- _PROBLEM DESCRIPTION_: Return all entries precisely as they stand, without the images.
-*-*-
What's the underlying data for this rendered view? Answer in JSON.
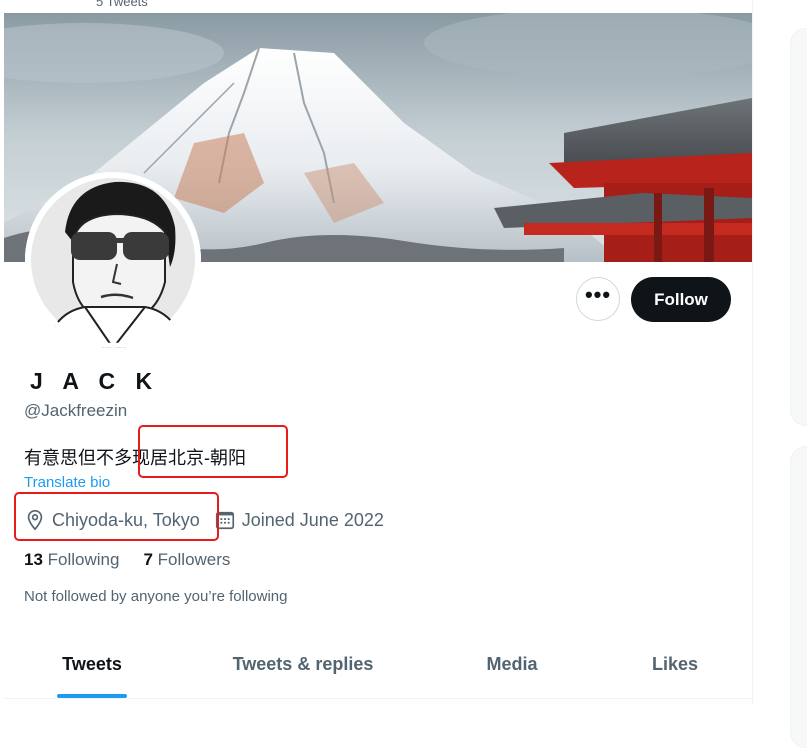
{
  "header": {
    "tweet_count": "5 Tweets"
  },
  "profile": {
    "display_name": "J A C K",
    "handle": "@Jackfreezin",
    "bio_part1": "有意思但不多",
    "bio_part2": "现居北京-朝阳",
    "translate_label": "Translate bio",
    "location": "Chiyoda-ku, Tokyo",
    "joined": "Joined June 2022",
    "following_count": "13",
    "following_label": "Following",
    "followers_count": "7",
    "followers_label": "Followers",
    "not_followed": "Not followed by anyone you’re following"
  },
  "actions": {
    "more_label": "•••",
    "follow_label": "Follow"
  },
  "tabs": [
    {
      "label": "Tweets",
      "active": true
    },
    {
      "label": "Tweets & replies",
      "active": false
    },
    {
      "label": "Media",
      "active": false
    },
    {
      "label": "Likes",
      "active": false
    }
  ],
  "icons": {
    "more": "more-icon",
    "location": "location-pin-icon",
    "calendar": "calendar-icon"
  },
  "colors": {
    "accent": "#1d9bf0",
    "follow_bg": "#0f1419",
    "annotation": "#e81b1b",
    "muted": "#536471"
  }
}
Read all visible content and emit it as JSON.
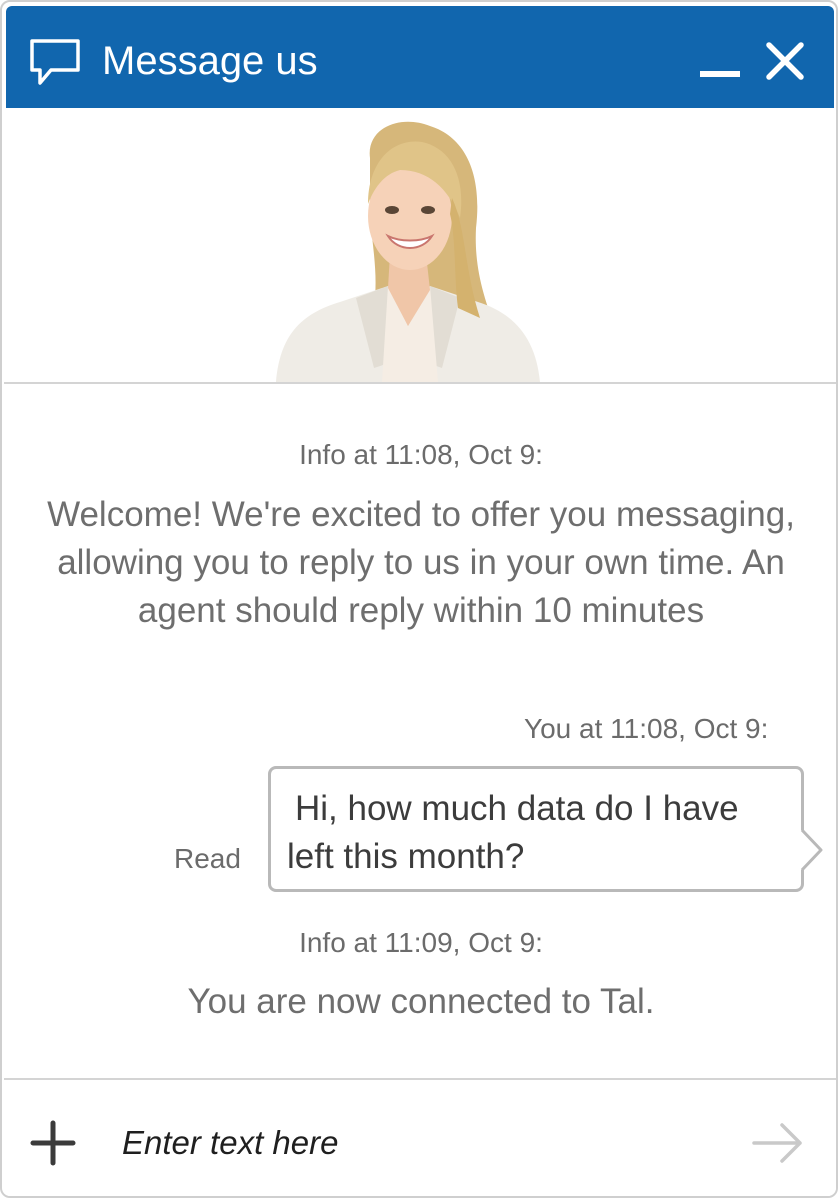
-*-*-
- _RESPONSE AREA_:
What's the underlying data for this rendered view? Answer in JSON.
{
  "header": {
    "tweet_count": "5 Tweets"
  },
  "profile": {
    "display_name": "J A C K",
    "handle": "@Jackfreezin",
    "bio_part1": "有意思但不多",
    "bio_part2": "现居北京-朝阳",
    "translate_label": "Translate bio",
    "location": "Chiyoda-ku, Tokyo",
    "joined": "Joined June 2022",
    "following_count": "13",
    "following_label": "Following",
    "followers_count": "7",
    "followers_label": "Followers",
    "not_followed": "Not followed by anyone you’re following"
  },
  "actions": {
    "more_label": "•••",
    "follow_label": "Follow"
  },
  "tabs": [
    {
      "label": "Tweets",
      "active": true
    },
    {
      "label": "Tweets & replies",
      "active": false
    },
    {
      "label": "Media",
      "active": false
    },
    {
      "label": "Likes",
      "active": false
    }
  ],
  "icons": {
    "more": "more-icon",
    "location": "location-pin-icon",
    "calendar": "calendar-icon"
  },
  "colors": {
    "accent": "#1d9bf0",
    "follow_bg": "#0f1419",
    "annotation": "#e81b1b",
    "muted": "#536471"
  }
}
Read all visible content and emit it as JSON.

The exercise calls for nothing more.